"Reincarnation is believed to occur when the soul or spirit, after the death of the body, comes back to Earth in a newborn body. This phenomenon is also known as transmigration of the soul." Special Agent Lucian Glass, a member of the FBI's Art Crime Team, is called in to investigate when a Matisse painting is shredded by a madman who holds hostage several other priceless pieces of art he threatens to destroy unless he is given a statue of the god Hypnos that is currently being restored at the New York Metropolitan Museum of Art. The Matisse painting has a special, if painful, significance for Agent Glass as he was almost killed when the painting was originally stolen 20 years ago. Malachai Samuels has made it his life's work to prove that reincarnation is an actual, provable phenomenon. As head of the Phoenix Foundation he uses hypnosis to guide patients into past-life regressions.
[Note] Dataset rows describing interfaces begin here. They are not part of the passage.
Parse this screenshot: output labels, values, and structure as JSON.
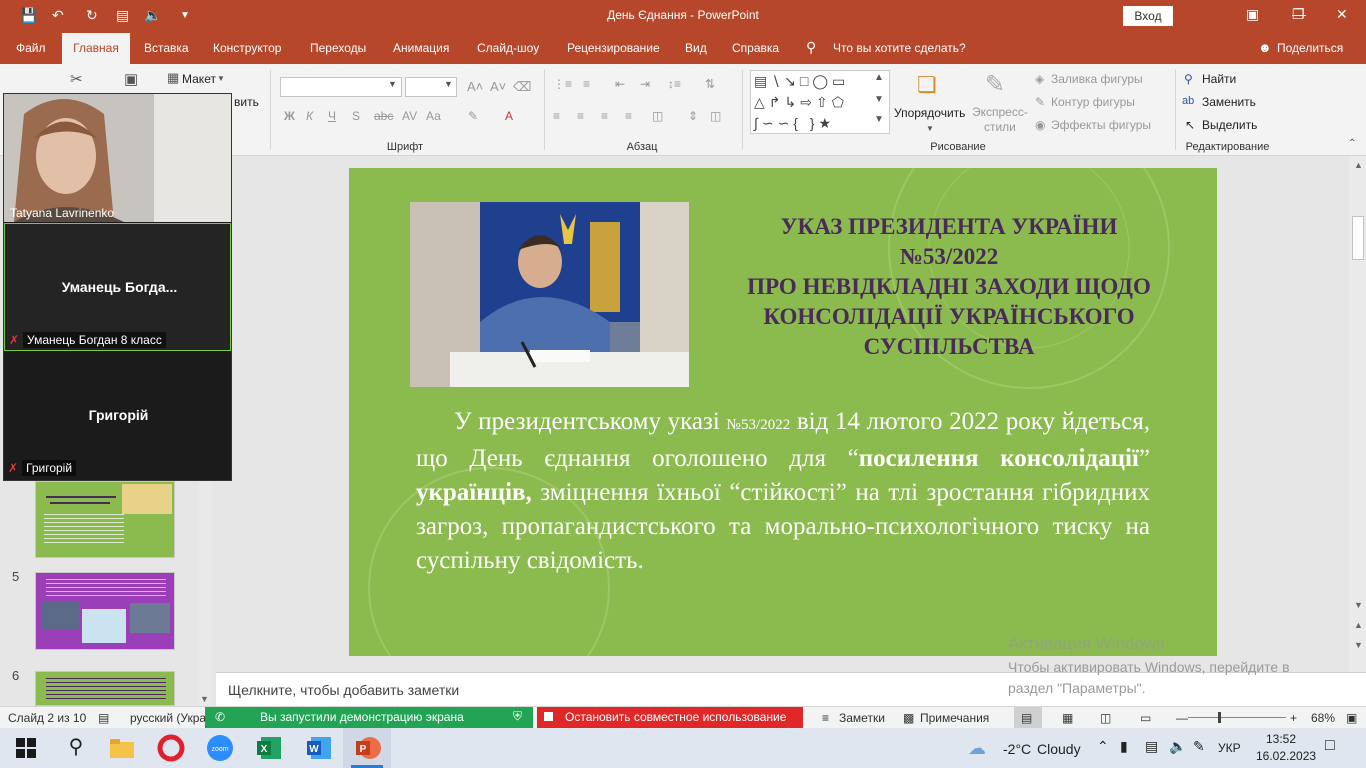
{
  "window": {
    "title": "День Єднання  -  PowerPoint",
    "signin": "Вход"
  },
  "tabs": [
    "Файл",
    "Главная",
    "Вставка",
    "Конструктор",
    "Переходы",
    "Анимация",
    "Слайд-шоу",
    "Рецензирование",
    "Вид",
    "Справка"
  ],
  "tell_me": "Что вы хотите сделать?",
  "share": "Поделиться",
  "ribbon": {
    "layout": "Макет",
    "groups": {
      "font": "Шрифт",
      "paragraph": "Абзац",
      "drawing": "Рисование",
      "editing": "Редактирование"
    },
    "bold": "Ж",
    "italic": "К",
    "underline": "Ч",
    "strike": "S",
    "fontcase": "Аа",
    "arrange": "Упорядочить",
    "quick_styles": "Экспресс-\nстили",
    "shape_fill": "Заливка фигуры",
    "shape_outline": "Контур фигуры",
    "shape_effects": "Эффекты фигуры",
    "find": "Найти",
    "replace": "Заменить",
    "select": "Выделить"
  },
  "zoom_meeting": {
    "participants": [
      {
        "name": "Tatyana Lavrinenko"
      },
      {
        "display": "Уманець  Богда...",
        "name": "Уманець Богдан 8 класс"
      },
      {
        "display": "Григорій",
        "name": "Григорій"
      }
    ]
  },
  "thumbnails": [
    {
      "num": "5"
    },
    {
      "num": "6"
    }
  ],
  "slide": {
    "title_lines": [
      "УКАЗ ПРЕЗИДЕНТА УКРАЇНИ",
      "№53/2022",
      "ПРО НЕВІДКЛАДНІ ЗАХОДИ ЩОДО",
      "КОНСОЛІДАЦІЇ УКРАЇНСЬКОГО",
      "СУСПІЛЬСТВА"
    ],
    "body_p1": "У президентському указі ",
    "body_num": "№53/2022",
    "body_p2": " від 14 лютого 2022 року йдеться, що День єднання оголошено для  “",
    "body_b1": "посилення консолідації",
    "body_p3": "” ",
    "body_b2": "українців,",
    "body_p4": " зміцнення їхньої “стійкості” на тлі зростання гібридних загроз, пропагандистського та морально-психологічного тиску на суспільну свідомість."
  },
  "notes_placeholder": "Щелкните, чтобы добавить заметки",
  "activation": {
    "title": "Активация Windows",
    "line1": "Чтобы активировать Windows, перейдите в",
    "line2": "раздел \"Параметры\"."
  },
  "status": {
    "slide": "Слайд 2 из 10",
    "lang": "русский (Укра",
    "sharing": "Вы запустили демонстрацию экрана",
    "stop": "Остановить совместное использование",
    "notes": "Заметки",
    "comments": "Примечания",
    "zoom": "68%"
  },
  "taskbar": {
    "weather_temp": "-2°C",
    "weather_desc": "Cloudy",
    "lang": "УКР",
    "time": "13:52",
    "date": "16.02.2023"
  },
  "colors": {
    "accent": "#b7472a",
    "slide_bg": "#8bbb4e",
    "title_color": "#4a2a5a"
  }
}
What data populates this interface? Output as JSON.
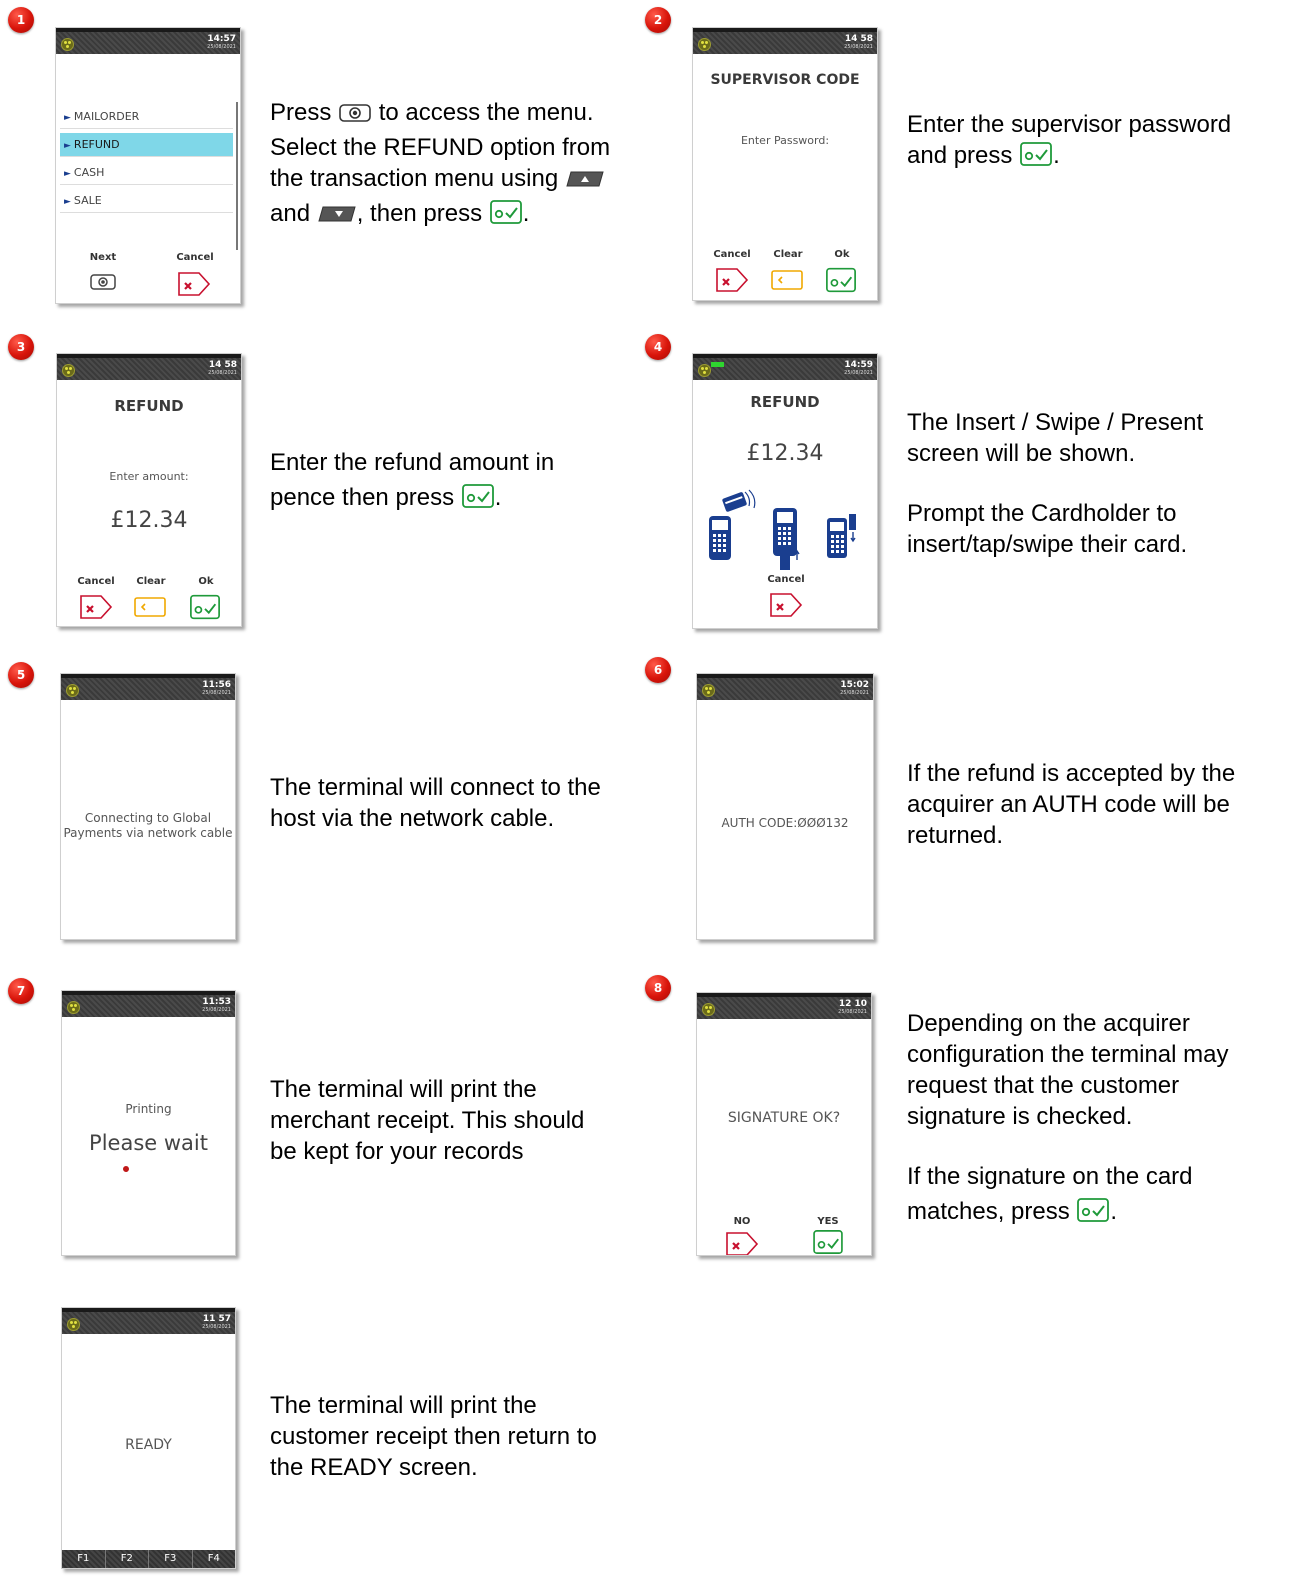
{
  "steps": [
    {
      "number": "1"
    },
    {
      "number": "2"
    },
    {
      "number": "3"
    },
    {
      "number": "4"
    },
    {
      "number": "5"
    },
    {
      "number": "6"
    },
    {
      "number": "7"
    },
    {
      "number": "8"
    }
  ],
  "screens": {
    "s1": {
      "time": "14:57",
      "date": "25/08/2021",
      "menu": [
        "MAILORDER",
        "REFUND",
        "CASH",
        "SALE"
      ],
      "next_label": "Next",
      "cancel_label": "Cancel"
    },
    "s2": {
      "time": "14 58",
      "date": "25/08/2021",
      "title": "SUPERVISOR CODE",
      "prompt": "Enter Password:",
      "cancel_label": "Cancel",
      "clear_label": "Clear",
      "ok_label": "Ok"
    },
    "s3": {
      "time": "14 58",
      "date": "25/08/2021",
      "title": "REFUND",
      "prompt": "Enter amount:",
      "amount": "£12.34",
      "cancel_label": "Cancel",
      "clear_label": "Clear",
      "ok_label": "Ok"
    },
    "s4": {
      "time": "14:59",
      "date": "25/08/2021",
      "title": "REFUND",
      "amount": "£12.34",
      "cancel_label": "Cancel"
    },
    "s5": {
      "time": "11:56",
      "date": "25/08/2021",
      "line1": "Connecting to Global",
      "line2": "Payments via network cable"
    },
    "s6": {
      "time": "15:02",
      "date": "25/08/2021",
      "message": "AUTH CODE:ØØØ132"
    },
    "s7": {
      "time": "11:53",
      "date": "25/08/2021",
      "small": "Printing",
      "large": "Please wait"
    },
    "s8": {
      "time": "12 10",
      "date": "25/08/2021",
      "message": "SIGNATURE OK?",
      "no_label": "NO",
      "yes_label": "YES"
    },
    "s9": {
      "time": "11 57",
      "date": "25/08/2021",
      "message": "READY",
      "fkeys": [
        "F1",
        "F2",
        "F3",
        "F4"
      ]
    }
  },
  "instructions": {
    "i1": {
      "a": "Press",
      "b": "to access the menu.",
      "c": "Select the REFUND option from",
      "d": "the transaction menu using",
      "e": "and",
      "f": ", then press",
      "g": "."
    },
    "i2": {
      "a": "Enter the supervisor password",
      "b": "and press",
      "c": "."
    },
    "i3": {
      "a": "Enter the refund amount in",
      "b": "pence then press",
      "c": "."
    },
    "i4": {
      "a": "The Insert / Swipe / Present",
      "b": "screen will be shown.",
      "c": "Prompt the Cardholder to",
      "d": "insert/tap/swipe their card."
    },
    "i5": {
      "a": "The terminal will connect to the",
      "b": "host via the network cable."
    },
    "i6": {
      "a": "If the refund is accepted by the",
      "b": "acquirer an AUTH code will be",
      "c": "returned."
    },
    "i7": {
      "a": "The terminal will print the",
      "b": "merchant receipt. This should",
      "c": "be kept for your records"
    },
    "i8": {
      "a": "Depending on the acquirer",
      "b": "configuration the terminal may",
      "c": "request that the customer",
      "d": "signature is checked.",
      "e": "If the signature on the card",
      "f": "matches, press",
      "g": "."
    },
    "i9": {
      "a": "The terminal will print the",
      "b": "customer receipt then return to",
      "c": "the READY screen."
    }
  },
  "colors": {
    "badge": "#d8140a",
    "highlight": "#7fd7e8",
    "cancel": "#c8102e",
    "clear": "#f0a800",
    "ok": "#1f9a3a"
  }
}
But it isn't his work with his patients that drives him as much as his search for historical items known as Memory Tools that help people access past life memories. So driven is Samuels that theft and murder are no boundaries to gaining access to the Memory Tools and his quest for them has put him in the path of Agent Glass several times in the past and current events at the Metropolitan Museum somehow have a strange importance for both men. "The Hypnotist," the third book in M. J. Rose's Reincarnationist series, is a complex, sometimes convoluted, book that can be read as a stand-alone novel. The characters of Glass and Samuels have a history and the storylines of the characters only tangentially intersect here as Glass continues an investigation into Samuels criminal activities that had been started earlier in the series. The real focus of this particular book is the history of the statue of Hypnos and how it figures into the past lives of several main characters and its connection to the Memory Tools that Samuels seeks. "The Hypnotist" is a hard book to summarize because it has several threads that overlap but don't fully come to fruition but rather act as a set-up for the next book in the series. In fact Glass and Samuels don't share much common ground even though they are meant to be antagonists throughout the story. The book shifts from past life regressions related to the statue of Hypnos to the intrigues of various governments all claiming ownership of the statue. Sometimes it's hard to know what "The Hypnotist" is trying to be. Is the book trying to be a Dan Brown-style thriller? A romantic fantasy? Or an exploration of reincarnation? Rose incorporates all of those elements into "The Hypnotist" with varying degrees of success. The segments involving reincarnation are the most interesting and well developed aspect of the book, but the suspense never feels as if it's fully realized as the resolutions to most situations come too easily and conveniently. I haven't read the first two books of the series ("The Reincarnationist" and "The Memorist") so it may be unfair of me to criticize the overall development of the book and the characters are interesting and well developed. Despite a couple of small critiques I'd still recommend "The Hypnotist" because it's an entertaining book that explores a subject that is surprisingly unexplored in popular fiction. It doesn't make any particular judgments about reincarnation, but rather deals with it as if is real and important to the story as it impacts all the characters in one way or another. And yet the device never feels heavy-handed. It's a fast-moving, enjoyable read that would travel well on vacation-- though it accompanied me to the gym-- and a nice break from the werewolf/vampire fiction that is so prevalent these days. Courtesy of M. J. Rose I am able to offer a copy of "The Hypnotist" for giveaway (U.S./Canada entries only). Just add your information to the form below to enter (all information is guaranteed confidential and will be discarded once contest ends) and I will randomly pick a winner by Tuesday August 24th. No multiple entries please-- all multiple entries will be discarded. Open everywhere. Good luck!